Your assignment ->
From the listing below, pull out the lines that hold "true".
=== Exercise materials ===
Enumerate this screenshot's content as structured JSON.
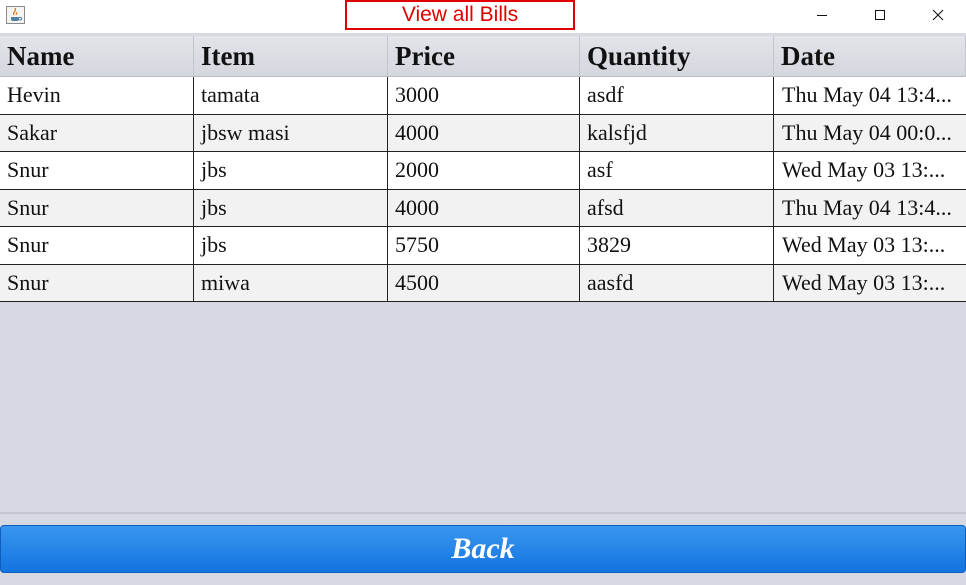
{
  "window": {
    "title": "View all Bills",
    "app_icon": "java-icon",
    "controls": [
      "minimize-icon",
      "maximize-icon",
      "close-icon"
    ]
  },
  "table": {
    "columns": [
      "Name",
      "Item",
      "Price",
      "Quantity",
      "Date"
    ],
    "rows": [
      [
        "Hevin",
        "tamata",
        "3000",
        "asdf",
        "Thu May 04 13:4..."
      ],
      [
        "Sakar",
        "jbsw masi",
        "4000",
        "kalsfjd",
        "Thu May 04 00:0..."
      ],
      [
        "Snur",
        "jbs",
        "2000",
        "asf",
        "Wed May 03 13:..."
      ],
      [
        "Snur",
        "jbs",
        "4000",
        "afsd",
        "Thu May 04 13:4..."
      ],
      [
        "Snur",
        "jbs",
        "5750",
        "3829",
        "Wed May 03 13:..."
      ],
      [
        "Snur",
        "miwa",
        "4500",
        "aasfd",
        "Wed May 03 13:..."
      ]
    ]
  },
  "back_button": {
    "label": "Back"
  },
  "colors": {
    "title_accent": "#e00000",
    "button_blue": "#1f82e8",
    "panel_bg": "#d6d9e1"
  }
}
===
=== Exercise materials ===
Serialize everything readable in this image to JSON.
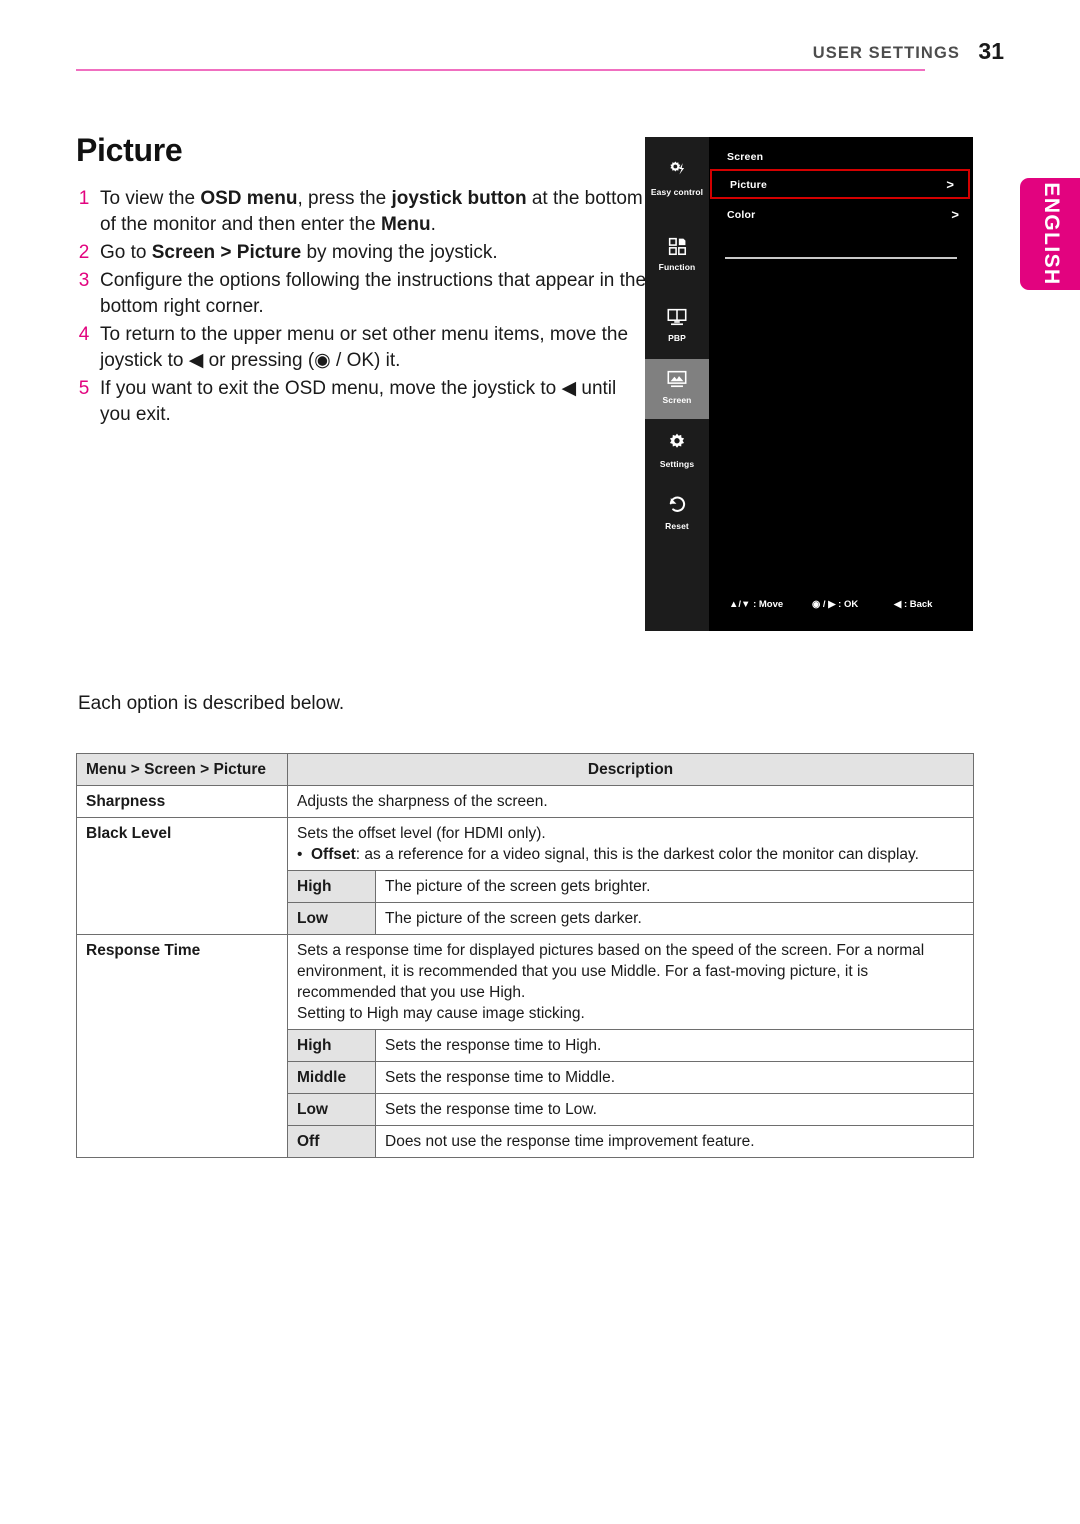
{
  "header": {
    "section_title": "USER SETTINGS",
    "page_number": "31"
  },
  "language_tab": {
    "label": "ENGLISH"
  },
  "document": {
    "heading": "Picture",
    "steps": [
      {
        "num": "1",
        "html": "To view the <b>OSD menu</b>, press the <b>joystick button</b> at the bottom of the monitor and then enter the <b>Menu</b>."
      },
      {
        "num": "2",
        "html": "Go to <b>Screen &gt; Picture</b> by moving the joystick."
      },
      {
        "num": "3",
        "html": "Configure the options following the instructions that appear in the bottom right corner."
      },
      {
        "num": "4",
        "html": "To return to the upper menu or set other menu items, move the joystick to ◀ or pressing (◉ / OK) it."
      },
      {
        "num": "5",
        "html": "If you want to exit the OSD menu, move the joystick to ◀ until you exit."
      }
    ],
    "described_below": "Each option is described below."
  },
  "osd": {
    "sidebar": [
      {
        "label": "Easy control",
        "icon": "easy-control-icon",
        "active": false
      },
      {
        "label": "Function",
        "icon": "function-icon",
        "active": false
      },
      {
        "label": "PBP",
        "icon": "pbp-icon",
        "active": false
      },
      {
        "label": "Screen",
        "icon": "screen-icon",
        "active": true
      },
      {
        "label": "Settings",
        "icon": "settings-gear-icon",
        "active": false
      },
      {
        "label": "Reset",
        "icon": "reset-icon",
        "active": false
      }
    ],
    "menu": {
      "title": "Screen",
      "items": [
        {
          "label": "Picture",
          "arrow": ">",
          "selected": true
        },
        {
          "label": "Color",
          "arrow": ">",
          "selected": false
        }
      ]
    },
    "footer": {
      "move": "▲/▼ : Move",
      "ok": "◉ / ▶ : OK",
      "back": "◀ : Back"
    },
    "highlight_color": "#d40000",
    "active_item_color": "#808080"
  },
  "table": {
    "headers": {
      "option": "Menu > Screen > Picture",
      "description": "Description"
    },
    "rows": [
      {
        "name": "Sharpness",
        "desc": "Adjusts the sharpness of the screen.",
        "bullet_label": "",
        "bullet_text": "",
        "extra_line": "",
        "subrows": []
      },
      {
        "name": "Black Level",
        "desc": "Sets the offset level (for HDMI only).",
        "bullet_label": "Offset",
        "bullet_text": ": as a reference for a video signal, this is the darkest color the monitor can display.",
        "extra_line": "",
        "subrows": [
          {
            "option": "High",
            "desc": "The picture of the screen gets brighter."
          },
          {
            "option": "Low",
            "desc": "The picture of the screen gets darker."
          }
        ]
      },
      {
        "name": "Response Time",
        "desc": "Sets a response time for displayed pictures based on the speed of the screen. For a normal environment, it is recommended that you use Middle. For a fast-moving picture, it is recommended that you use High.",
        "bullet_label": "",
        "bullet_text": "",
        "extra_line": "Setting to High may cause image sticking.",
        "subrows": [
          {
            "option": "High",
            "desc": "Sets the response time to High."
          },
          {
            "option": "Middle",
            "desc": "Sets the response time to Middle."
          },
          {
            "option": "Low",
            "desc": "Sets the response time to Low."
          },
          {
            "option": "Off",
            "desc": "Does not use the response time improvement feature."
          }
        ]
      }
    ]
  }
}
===
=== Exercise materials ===
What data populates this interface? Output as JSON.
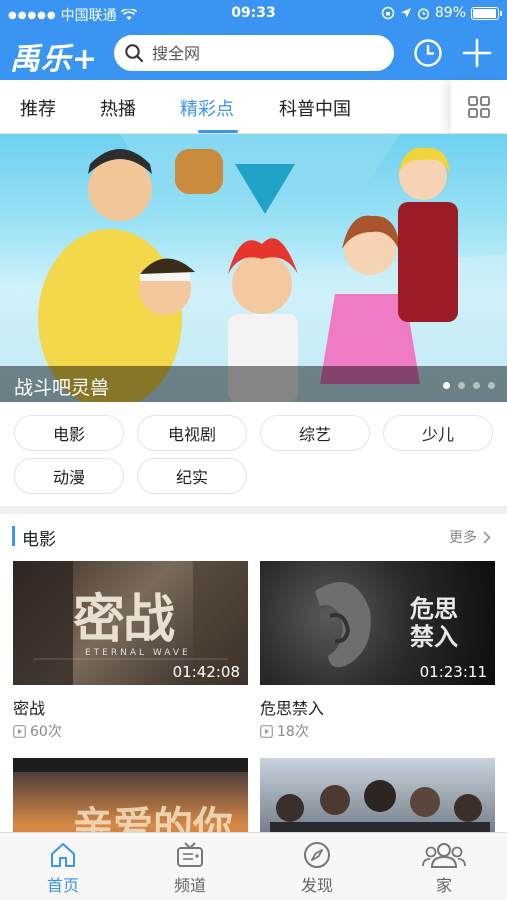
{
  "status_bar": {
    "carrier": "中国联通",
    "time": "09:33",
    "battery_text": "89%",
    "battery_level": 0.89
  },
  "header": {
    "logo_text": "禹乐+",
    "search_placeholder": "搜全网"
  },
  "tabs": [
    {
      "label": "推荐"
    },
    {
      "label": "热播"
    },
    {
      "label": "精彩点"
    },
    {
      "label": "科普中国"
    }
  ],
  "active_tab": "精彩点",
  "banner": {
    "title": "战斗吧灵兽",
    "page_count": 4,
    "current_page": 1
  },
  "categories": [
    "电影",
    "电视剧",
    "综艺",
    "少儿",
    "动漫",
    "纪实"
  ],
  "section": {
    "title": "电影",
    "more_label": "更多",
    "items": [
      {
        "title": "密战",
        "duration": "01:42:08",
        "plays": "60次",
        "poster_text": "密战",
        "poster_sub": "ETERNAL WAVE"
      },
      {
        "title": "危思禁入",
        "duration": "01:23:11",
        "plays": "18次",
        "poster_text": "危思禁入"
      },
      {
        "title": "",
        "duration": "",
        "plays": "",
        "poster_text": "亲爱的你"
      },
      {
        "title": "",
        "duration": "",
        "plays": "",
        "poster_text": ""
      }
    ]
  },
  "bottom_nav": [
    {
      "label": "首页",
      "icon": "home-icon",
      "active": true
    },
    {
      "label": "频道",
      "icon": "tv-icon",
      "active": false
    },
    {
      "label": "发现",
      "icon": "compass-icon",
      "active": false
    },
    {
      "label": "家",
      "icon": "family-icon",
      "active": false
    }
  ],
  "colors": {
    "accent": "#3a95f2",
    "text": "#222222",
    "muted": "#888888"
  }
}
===
Expected answer ->
        "active": true
          "selected": true
      "active": true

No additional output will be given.